Ms. Levy said that the Kentucky Board of Proprietary Education licenses for-profit institutions only offering below bachelor degrees, such as institutions offering associate degrees. If, in the future, the institution wanted to begin offering a bachelor’s degree it would no longer be licensed by the Board of Proprietary Education, which reports to the Governor, but would then come under the Council’s licensure provisions and every program offered would be licensed.
In response to a question from Representative Rollins concerning the Kentucky Tuition Grant for schools not SACS accredited, Ms. Levy said that students will be affected next year but the Council is currently doing site reviews.
President King said many of the recent issues have arisen surrounding the for-profits and the apparent abuse of some of the advertising and practices used to lure students largely to get access to federal financial aid, which is an issue of concern to many in higher education. The Council on Postsecondary Education is becoming more vigorous in management of these responsibilities.
Representative Rollins stated that many private colleges have become entrepreneurial in offering classes when it is convenient for students, and degree completion programs in different formats.
In response to a question by Chair Simpson concerning the transfer of credits between community colleges, whether regional or research universities would not accept transfer of credits from for-profit institutions, and whether there are any requirements on the for-profits to disclose that there may be a situation where the credits may not be accepted by public universities, Mr. King said that it would depend on the university, and in some instances they would. It is quite variable based on whether or not there are existing articulation agreements between the private institutions, whether for-profit or non-profit, and the public four-year campuses, and an assessment of the quality of their programs. He said that there is no obligation for the for-profit schools to disclose that credits may not be transferred, and that is part of the underlying problem. These institutions commit to students that the credits or degrees they earn are fully transferrable, when in fact they may not be, or that the degrees such as a two-year nursing degree will be accepted in the workplace, when in fact they are not recognized as adequate training. He said many of the schools involved in this activity are not licensed by the Council on Postsecondary Education but are within the jurisdiction of the Board of Proprietary Education. He did not know if complaints are addressed or resolved at that level. The Council on Postsecondary Education is concerned that a portion of the Board of Proprietary Education is made of up of the presidents of the colleges that are being regulated and that was a concern of the students that would not result in a fair and impartial airing of their concerns.

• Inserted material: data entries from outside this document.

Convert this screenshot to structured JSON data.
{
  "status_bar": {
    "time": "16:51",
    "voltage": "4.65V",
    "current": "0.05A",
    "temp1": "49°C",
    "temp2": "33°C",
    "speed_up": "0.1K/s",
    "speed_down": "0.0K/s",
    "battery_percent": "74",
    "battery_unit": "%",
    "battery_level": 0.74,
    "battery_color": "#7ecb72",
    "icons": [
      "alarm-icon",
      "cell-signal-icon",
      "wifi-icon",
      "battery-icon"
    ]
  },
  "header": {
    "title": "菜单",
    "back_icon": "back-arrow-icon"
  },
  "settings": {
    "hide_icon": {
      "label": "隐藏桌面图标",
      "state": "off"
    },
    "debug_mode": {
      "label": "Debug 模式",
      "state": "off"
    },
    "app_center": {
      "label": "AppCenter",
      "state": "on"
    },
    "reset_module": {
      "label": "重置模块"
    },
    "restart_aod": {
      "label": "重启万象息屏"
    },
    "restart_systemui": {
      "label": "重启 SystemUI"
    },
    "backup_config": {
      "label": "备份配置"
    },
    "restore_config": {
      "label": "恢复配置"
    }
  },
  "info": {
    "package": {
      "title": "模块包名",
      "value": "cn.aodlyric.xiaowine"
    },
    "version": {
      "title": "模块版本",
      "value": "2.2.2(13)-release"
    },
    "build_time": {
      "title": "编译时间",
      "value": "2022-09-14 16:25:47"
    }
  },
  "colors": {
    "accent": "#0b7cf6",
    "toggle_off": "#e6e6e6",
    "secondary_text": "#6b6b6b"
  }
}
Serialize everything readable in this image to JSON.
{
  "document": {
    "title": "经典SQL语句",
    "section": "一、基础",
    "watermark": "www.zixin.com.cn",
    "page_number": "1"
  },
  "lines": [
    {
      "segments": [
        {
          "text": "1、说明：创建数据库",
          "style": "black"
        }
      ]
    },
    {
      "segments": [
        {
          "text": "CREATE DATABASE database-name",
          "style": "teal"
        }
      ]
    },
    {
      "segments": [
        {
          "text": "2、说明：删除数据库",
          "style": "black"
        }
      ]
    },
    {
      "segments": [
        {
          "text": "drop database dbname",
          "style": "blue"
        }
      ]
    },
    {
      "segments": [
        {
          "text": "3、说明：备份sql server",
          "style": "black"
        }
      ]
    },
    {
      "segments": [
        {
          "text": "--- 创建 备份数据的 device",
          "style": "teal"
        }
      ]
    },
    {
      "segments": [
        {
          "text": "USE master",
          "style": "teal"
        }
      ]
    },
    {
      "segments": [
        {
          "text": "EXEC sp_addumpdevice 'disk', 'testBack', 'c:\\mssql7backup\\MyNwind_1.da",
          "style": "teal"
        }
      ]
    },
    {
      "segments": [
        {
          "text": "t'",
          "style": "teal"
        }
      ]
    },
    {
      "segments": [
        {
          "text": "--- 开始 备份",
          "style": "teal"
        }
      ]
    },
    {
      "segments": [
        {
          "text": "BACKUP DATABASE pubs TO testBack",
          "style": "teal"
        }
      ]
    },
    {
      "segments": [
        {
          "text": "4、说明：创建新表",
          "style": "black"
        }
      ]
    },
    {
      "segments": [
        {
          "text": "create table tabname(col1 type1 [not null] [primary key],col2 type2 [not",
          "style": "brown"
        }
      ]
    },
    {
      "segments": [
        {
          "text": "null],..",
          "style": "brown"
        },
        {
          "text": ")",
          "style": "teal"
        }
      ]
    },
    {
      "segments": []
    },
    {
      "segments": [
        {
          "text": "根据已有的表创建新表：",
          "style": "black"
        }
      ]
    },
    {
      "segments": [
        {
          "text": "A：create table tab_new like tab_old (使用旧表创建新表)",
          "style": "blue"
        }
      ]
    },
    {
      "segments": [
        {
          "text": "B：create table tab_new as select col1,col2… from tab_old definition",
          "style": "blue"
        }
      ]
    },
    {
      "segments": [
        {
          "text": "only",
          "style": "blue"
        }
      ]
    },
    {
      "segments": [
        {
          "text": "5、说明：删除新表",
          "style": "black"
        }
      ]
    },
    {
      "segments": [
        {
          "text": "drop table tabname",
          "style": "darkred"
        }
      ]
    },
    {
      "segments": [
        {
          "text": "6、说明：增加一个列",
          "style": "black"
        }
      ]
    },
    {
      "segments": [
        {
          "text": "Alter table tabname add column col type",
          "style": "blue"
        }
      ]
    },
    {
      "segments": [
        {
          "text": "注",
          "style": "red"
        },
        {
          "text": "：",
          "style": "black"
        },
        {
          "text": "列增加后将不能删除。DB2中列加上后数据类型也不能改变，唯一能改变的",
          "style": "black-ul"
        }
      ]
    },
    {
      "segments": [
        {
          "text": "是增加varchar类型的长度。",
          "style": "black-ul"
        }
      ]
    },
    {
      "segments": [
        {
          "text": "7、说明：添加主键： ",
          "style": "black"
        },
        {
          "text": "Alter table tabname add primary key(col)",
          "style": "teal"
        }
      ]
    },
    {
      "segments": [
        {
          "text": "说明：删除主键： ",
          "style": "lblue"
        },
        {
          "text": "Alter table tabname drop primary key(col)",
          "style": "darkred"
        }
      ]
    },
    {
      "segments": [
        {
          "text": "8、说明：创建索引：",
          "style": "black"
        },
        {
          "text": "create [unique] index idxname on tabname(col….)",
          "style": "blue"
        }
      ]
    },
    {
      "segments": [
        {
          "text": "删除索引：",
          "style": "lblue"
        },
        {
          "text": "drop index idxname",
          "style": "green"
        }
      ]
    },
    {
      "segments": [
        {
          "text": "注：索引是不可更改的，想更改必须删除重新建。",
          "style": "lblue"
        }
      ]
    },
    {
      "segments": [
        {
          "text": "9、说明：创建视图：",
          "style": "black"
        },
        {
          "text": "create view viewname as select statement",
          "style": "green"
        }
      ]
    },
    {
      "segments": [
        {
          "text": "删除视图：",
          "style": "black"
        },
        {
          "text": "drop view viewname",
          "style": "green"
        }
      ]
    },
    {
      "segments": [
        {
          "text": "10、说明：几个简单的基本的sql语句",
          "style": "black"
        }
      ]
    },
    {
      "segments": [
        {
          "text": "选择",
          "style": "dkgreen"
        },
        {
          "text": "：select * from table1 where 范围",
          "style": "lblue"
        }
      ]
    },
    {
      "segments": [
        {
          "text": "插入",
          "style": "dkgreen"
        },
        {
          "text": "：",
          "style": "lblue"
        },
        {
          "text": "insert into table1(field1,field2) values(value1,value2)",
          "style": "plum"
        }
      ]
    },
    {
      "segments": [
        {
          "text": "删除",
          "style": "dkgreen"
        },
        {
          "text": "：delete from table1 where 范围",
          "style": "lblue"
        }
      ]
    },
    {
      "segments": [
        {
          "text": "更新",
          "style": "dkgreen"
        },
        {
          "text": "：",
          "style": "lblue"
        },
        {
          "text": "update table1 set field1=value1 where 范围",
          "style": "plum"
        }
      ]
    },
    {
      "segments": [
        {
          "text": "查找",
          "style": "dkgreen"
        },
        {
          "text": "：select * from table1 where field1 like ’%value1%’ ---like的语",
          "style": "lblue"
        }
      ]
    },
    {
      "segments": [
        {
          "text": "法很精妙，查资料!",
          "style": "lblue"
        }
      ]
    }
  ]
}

Chair Simpson asked how other states treat these types of schools and if they have separate governance structure. Ms. Levy responded that it varies among states.
There being no further business, Chair Simpson called for a motion for adjournment. Representative Richards made the motion, which was seconded by Representative Henley, and the meeting was adjourned at 11:35 AM.